BIG QUALIDATA: Tackling Analysis of Very Large Volumes of Qualitative Data in Social Science Research
- BIG QUALIDATA: Tackling Analysis of Very Large Volumes of Qualitative Data in Social Science Research
- Hosted by: Sociology # University of Edinburgh; Introduced by: Lynn Jamieson # University of Edinburgh; Introduced by: Ros Edwards # University of Southampton; Introduced by: Tarani Chandola # University of Manchester
- Hosted by
- Introduced by
- Date and Time
- 9th May 2016 13:00 - 9th May 2016 16:00
- Chrystal Macmillan Building - 6th Floor Common Room
Can social researchers scale up techniques of working with qualitative data and meaningfully analyse massively more text than they can possibly read? Engage with three researchers who give answers through their work using different types of software R, Leximancer and NVivo.
Join the event in Edinburgh: Staff Room 6th Floor Chrystal Macmillan Building, 15a George Square EH8 9LD or join interacting audiences watching on screen and able to ask questions in Manchester (Room 2.07, Humanities Bridgeford Street building) & Southampton (Room 58/2097, Murray Building, Highfield Campus). There will be no catering but Edinburgh CMB has a café on the ground floor and you can bring and eat your lunch. Note the event is being filmed; please tell the organiser if you wish to remain off camera.
The event is free to attend but registration is necessary. Please email email@example.com stating which venue you wish to attend.
Chairs: Lynn Jamieson, University of Edinburgh; Ros Edwards, University of Southampton and Tarani Chandola, University of Manchester
This is an NCRM research workshop http://www.ncrm.ac.uk linked to the NCRM project Working across qualitative longitudinal studies: a feasibility study looking at care and intimacy (Edwards and Weller Southampton, Jamieson and Davidson Edinburgh)
Each speaker will speak for 30 minutes followed by fifteen minutes taking immediate questions. The workshop will conclude with open discussion.
1.0 Welcome Lynn Jamieson
1.10-1.40 Using R in analysis of news media and political discourse, Professor Benoit
Professor Ken Benoit, Professor of Political Science Research Methodology, LSE, is the Principal Investigator in an ERC funded project QUANTESS developing innovative methods for the quantitative analysis of textual data in the social sciences. He is the co-author with Paul Nulty of the R software package for text analysis “quanteda”, and working on a book Quantitative Text Analysis Using R covering methods for managing, processing, and analysing textual data using the R programming language. He has taught quantitative text analysis extensively and has published research in this area targeting both methodology and political science applications.
1.55- 2.25 Using Leximancer to analyse written feedback from the Postgraduate Taught Experience Survey (feedback from students in 100 Higher Education Institutions).

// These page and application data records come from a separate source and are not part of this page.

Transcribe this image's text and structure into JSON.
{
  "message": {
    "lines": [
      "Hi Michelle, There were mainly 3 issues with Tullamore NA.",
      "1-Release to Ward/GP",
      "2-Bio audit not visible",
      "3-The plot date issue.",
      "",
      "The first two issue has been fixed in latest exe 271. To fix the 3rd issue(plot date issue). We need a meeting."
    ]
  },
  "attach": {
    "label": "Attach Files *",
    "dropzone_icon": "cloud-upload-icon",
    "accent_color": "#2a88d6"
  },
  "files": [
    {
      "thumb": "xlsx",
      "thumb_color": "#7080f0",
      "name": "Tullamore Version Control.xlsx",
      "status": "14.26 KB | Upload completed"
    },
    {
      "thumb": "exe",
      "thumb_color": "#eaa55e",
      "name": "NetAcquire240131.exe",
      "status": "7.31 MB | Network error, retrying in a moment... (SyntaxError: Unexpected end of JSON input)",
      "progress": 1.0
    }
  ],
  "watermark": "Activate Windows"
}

Dr Elena Zaitseva, Teaching and Learning Academy, Liverpool John Moores University has been using semantic analysis software Leximancer for analysis of large text-based data sets since 2011. Outcomes of this research are published in the Quality in Higher Education Journal, several book chapters and in two reports commissioned by the Higher Education Academy including: Zaitseva, E. and C. Milsom (2016), In their own words: Analysing students’ comments from the Postgraduate Taught Experience Survey. Report, York: Higher Education Academy. Available from: https://www.heacademy.ac.uk/resource/their-own-words
2.40-3.10 Keyness and Discourse Intertextuality in Qualitative and Mixed Methods Research (Using NVivo with the British National Corpus)
Professor Wendy Olsen, Professor of Socio-Economics, Manchester University, with Samantha Watson and John McLoughlin: ‘The need for a dispassionate approach to analysing mixed methods data led me to using NVIVO in combination with the British National Corpus. The latter covers varied uses of English, and we examine the prevalence of words in our own Qualitative Corpus versus the BNC. I create NVIVO nodes for each highly prevalent 'keyword' based on Touri and Koteyko (IJSRM, 18:6, 2015). Next I conduct discourse analysis by seeing how groups of these words are used together to achieve intended meanings. Using NVIVO matrix queries, I discover the extent of intertextuality for each pair of discourses. The method offers rigour, sophistication and transparency.’